PROBLEM: Your response needs to be the data below, retyped exactly.

Segment Start: RECORDS FOR THIS TASK

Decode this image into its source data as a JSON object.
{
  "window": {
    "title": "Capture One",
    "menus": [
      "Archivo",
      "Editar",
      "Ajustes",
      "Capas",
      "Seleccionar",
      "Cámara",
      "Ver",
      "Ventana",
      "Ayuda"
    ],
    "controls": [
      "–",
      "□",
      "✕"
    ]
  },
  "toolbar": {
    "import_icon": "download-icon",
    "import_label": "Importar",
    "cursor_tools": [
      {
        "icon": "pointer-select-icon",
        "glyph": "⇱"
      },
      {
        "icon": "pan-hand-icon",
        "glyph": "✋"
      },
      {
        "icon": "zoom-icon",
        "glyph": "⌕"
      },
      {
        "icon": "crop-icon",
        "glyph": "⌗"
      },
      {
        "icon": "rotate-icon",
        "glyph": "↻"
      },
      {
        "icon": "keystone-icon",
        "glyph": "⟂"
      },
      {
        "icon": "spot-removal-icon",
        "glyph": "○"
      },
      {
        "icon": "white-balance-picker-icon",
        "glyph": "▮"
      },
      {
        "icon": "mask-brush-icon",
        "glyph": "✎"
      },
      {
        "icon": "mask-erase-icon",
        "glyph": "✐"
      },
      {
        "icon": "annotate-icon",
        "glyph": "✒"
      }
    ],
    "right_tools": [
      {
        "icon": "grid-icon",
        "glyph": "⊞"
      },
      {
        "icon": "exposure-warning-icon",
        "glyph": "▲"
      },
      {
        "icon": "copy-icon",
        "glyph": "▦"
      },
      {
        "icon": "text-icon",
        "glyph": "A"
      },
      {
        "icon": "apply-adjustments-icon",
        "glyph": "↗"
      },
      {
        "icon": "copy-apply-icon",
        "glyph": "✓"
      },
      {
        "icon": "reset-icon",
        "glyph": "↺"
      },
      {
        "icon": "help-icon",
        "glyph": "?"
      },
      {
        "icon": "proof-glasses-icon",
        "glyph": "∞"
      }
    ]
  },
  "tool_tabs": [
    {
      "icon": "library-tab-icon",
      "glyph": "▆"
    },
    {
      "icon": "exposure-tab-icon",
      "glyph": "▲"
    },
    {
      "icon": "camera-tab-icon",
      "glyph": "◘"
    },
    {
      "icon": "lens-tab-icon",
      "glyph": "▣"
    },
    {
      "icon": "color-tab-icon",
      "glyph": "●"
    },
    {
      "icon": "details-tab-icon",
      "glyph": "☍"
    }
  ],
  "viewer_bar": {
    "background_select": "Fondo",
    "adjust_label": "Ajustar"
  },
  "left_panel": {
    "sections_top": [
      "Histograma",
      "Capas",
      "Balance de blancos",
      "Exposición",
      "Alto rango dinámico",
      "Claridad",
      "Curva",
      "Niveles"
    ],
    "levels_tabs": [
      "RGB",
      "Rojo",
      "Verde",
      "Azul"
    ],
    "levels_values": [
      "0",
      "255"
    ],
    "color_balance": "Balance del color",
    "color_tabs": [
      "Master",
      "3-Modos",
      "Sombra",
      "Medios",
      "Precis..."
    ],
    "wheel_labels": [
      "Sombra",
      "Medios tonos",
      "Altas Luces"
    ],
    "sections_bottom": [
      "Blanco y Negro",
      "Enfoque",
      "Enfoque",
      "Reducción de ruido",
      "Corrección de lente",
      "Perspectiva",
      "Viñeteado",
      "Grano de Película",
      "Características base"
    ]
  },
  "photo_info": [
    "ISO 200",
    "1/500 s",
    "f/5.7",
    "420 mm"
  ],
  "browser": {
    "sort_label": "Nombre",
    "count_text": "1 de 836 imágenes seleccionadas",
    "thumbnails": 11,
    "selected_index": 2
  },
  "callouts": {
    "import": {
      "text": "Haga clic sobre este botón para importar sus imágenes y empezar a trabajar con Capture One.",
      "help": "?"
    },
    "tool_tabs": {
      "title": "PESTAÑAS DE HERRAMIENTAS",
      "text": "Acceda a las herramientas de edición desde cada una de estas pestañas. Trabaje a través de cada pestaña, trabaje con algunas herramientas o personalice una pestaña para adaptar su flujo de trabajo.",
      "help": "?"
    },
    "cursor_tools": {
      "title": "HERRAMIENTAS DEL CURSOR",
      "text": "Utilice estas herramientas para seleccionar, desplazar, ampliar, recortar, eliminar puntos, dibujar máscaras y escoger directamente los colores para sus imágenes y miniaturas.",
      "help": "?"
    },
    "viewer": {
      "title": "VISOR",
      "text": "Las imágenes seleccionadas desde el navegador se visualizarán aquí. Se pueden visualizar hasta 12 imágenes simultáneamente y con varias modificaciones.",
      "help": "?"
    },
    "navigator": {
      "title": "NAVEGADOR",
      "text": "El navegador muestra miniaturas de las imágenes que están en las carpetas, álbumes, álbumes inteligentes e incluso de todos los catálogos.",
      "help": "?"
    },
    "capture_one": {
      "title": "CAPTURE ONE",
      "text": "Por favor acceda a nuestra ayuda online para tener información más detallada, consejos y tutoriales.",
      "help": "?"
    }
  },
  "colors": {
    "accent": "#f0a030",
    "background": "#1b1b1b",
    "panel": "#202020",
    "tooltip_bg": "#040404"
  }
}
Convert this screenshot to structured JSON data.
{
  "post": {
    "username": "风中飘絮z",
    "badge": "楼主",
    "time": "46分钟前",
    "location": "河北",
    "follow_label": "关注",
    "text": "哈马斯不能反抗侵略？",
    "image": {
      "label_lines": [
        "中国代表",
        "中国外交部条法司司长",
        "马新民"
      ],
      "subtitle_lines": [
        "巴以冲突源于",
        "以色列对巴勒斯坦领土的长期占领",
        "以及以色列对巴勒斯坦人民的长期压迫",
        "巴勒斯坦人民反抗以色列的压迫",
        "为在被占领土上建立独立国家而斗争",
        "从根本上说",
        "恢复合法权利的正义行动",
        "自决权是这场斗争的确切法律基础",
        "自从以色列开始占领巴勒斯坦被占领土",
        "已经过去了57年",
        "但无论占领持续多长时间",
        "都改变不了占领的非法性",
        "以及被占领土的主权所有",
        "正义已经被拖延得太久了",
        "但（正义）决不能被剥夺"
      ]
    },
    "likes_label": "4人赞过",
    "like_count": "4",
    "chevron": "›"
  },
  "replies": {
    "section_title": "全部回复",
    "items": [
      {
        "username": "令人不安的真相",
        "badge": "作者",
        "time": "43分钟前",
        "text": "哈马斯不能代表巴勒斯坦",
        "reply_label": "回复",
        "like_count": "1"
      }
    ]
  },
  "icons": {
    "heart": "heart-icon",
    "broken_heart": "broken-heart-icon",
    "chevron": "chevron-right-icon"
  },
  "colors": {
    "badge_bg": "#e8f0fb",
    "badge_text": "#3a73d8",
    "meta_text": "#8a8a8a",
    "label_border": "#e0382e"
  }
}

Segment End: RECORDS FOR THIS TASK

EXERCISE RESPONSE:
Decode this image into its source data as a JSON object.
{
  "window": {
    "title": "Capture One",
    "menus": [
      "Archivo",
      "Editar",
      "Ajustes",
      "Capas",
      "Seleccionar",
      "Cámara",
      "Ver",
      "Ventana",
      "Ayuda"
    ],
    "controls": [
      "–",
      "□",
      "✕"
    ]
  },
  "toolbar": {
    "import_icon": "download-icon",
    "import_label": "Importar",
    "cursor_tools": [
      {
        "icon": "pointer-select-icon",
        "glyph": "⇱"
      },
      {
        "icon": "pan-hand-icon",
        "glyph": "✋"
      },
      {
        "icon": "zoom-icon",
        "glyph": "⌕"
      },
      {
        "icon": "crop-icon",
        "glyph": "⌗"
      },
      {
        "icon": "rotate-icon",
        "glyph": "↻"
      },
      {
        "icon": "keystone-icon",
        "glyph": "⟂"
      },
      {
        "icon": "spot-removal-icon",
        "glyph": "○"
      },
      {
        "icon": "white-balance-picker-icon",
        "glyph": "▮"
      },
      {
        "icon": "mask-brush-icon",
        "glyph": "✎"
      },
      {
        "icon": "mask-erase-icon",
        "glyph": "✐"
      },
      {
        "icon": "annotate-icon",
        "glyph": "✒"
      }
    ],
    "right_tools": [
      {
        "icon": "grid-icon",
        "glyph": "⊞"
      },
      {
        "icon": "exposure-warning-icon",
        "glyph": "▲"
      },
      {
        "icon": "copy-icon",
        "glyph": "▦"
      },
      {
        "icon": "text-icon",
        "glyph": "A"
      },
      {
        "icon": "apply-adjustments-icon",
        "glyph": "↗"
      },
      {
        "icon": "copy-apply-icon",
        "glyph": "✓"
      },
      {
        "icon": "reset-icon",
        "glyph": "↺"
      },
      {
        "icon": "help-icon",
        "glyph": "?"
      },
      {
        "icon": "proof-glasses-icon",
        "glyph": "∞"
      }
    ]
  },
  "tool_tabs": [
    {
      "icon": "library-tab-icon",
      "glyph": "▆"
    },
    {
      "icon": "exposure-tab-icon",
      "glyph": "▲"
    },
    {
      "icon": "camera-tab-icon",
      "glyph": "◘"
    },
    {
      "icon": "lens-tab-icon",
      "glyph": "▣"
    },
    {
      "icon": "color-tab-icon",
      "glyph": "●"
    },
    {
      "icon": "details-tab-icon",
      "glyph": "☍"
    }
  ],
  "viewer_bar": {
    "background_select": "Fondo",
    "adjust_label": "Ajustar"
  },
  "left_panel": {
    "sections_top": [
      "Histograma",
      "Capas",
      "Balance de blancos",
      "Exposición",
      "Alto rango dinámico",
      "Claridad",
      "Curva",
      "Niveles"
    ],
    "levels_tabs": [
      "RGB",
      "Rojo",
      "Verde",
      "Azul"
    ],
    "levels_values": [
      "0",
      "255"
    ],
    "color_balance": "Balance del color",
    "color_tabs": [
      "Master",
      "3-Modos",
      "Sombra",
      "Medios",
      "Precis..."
    ],
    "wheel_labels": [
      "Sombra",
      "Medios tonos",
      "Altas Luces"
    ],
    "sections_bottom": [
      "Blanco y Negro",
      "Enfoque",
      "Enfoque",
      "Reducción de ruido",
      "Corrección de lente",
      "Perspectiva",
      "Viñeteado",
      "Grano de Película",
      "Características base"
    ]
  },
  "photo_info": [
    "ISO 200",
    "1/500 s",
    "f/5.7",
    "420 mm"
  ],
  "browser": {
    "sort_label": "Nombre",
    "count_text": "1 de 836 imágenes seleccionadas",
    "thumbnails": 11,
    "selected_index": 2
  },
  "callouts": {
    "import": {
      "text": "Haga clic sobre este botón para importar sus imágenes y empezar a trabajar con Capture One.",
      "help": "?"
    },
    "tool_tabs": {
      "title": "PESTAÑAS DE HERRAMIENTAS",
      "text": "Acceda a las herramientas de edición desde cada una de estas pestañas. Trabaje a través de cada pestaña, trabaje con algunas herramientas o personalice una pestaña para adaptar su flujo de trabajo.",
      "help": "?"
    },
    "cursor_tools": {
      "title": "HERRAMIENTAS DEL CURSOR",
      "text": "Utilice estas herramientas para seleccionar, desplazar, ampliar, recortar, eliminar puntos, dibujar máscaras y escoger directamente los colores para sus imágenes y miniaturas.",
      "help": "?"
    },
    "viewer": {
      "title": "VISOR",
      "text": "Las imágenes seleccionadas desde el navegador se visualizarán aquí. Se pueden visualizar hasta 12 imágenes simultáneamente y con varias modificaciones.",
      "help": "?"
    },
    "navigator": {
      "title": "NAVEGADOR",
      "text": "El navegador muestra miniaturas de las imágenes que están en las carpetas, álbumes, álbumes inteligentes e incluso de todos los catálogos.",
      "help": "?"
    },
    "capture_one": {
      "title": "CAPTURE ONE",
      "text": "Por favor acceda a nuestra ayuda online para tener información más detallada, consejos y tutoriales.",
      "help": "?"
    }
  },
  "colors": {
    "accent": "#f0a030",
    "background": "#1b1b1b",
    "panel": "#202020",
    "tooltip_bg": "#040404"
  }
}
Convert this screenshot to structured JSON data.
{
  "post": {
    "username": "风中飘絮z",
    "badge": "楼主",
    "time": "46分钟前",
    "location": "河北",
    "follow_label": "关注",
    "text": "哈马斯不能反抗侵略？",
    "image": {
      "label_lines": [
        "中国代表",
        "中国外交部条法司司长",
        "马新民"
      ],
      "subtitle_lines": [
        "巴以冲突源于",
        "以色列对巴勒斯坦领土的长期占领",
        "以及以色列对巴勒斯坦人民的长期压迫",
        "巴勒斯坦人民反抗以色列的压迫",
        "为在被占领土上建立独立国家而斗争",
        "从根本上说",
        "恢复合法权利的正义行动",
        "自决权是这场斗争的确切法律基础",
        "自从以色列开始占领巴勒斯坦被占领土",
        "已经过去了57年",
        "但无论占领持续多长时间",
        "都改变不了占领的非法性",
        "以及被占领土的主权所有",
        "正义已经被拖延得太久了",
        "但（正义）决不能被剥夺"
      ]
    },
    "likes_label": "4人赞过",
    "like_count": "4",
    "chevron": "›"
  },
  "replies": {
    "section_title": "全部回复",
    "items": [
      {
        "username": "令人不安的真相",
        "badge": "作者",
        "time": "43分钟前",
        "text": "哈马斯不能代表巴勒斯坦",
        "reply_label": "回复",
        "like_count": "1"
      }
    ]
  },
  "icons": {
    "heart": "heart-icon",
    "broken_heart": "broken-heart-icon",
    "chevron": "chevron-right-icon"
  },
  "colors": {
    "badge_bg": "#e8f0fb",
    "badge_text": "#3a73d8",
    "meta_text": "#8a8a8a",
    "label_border": "#e0382e"
  }
}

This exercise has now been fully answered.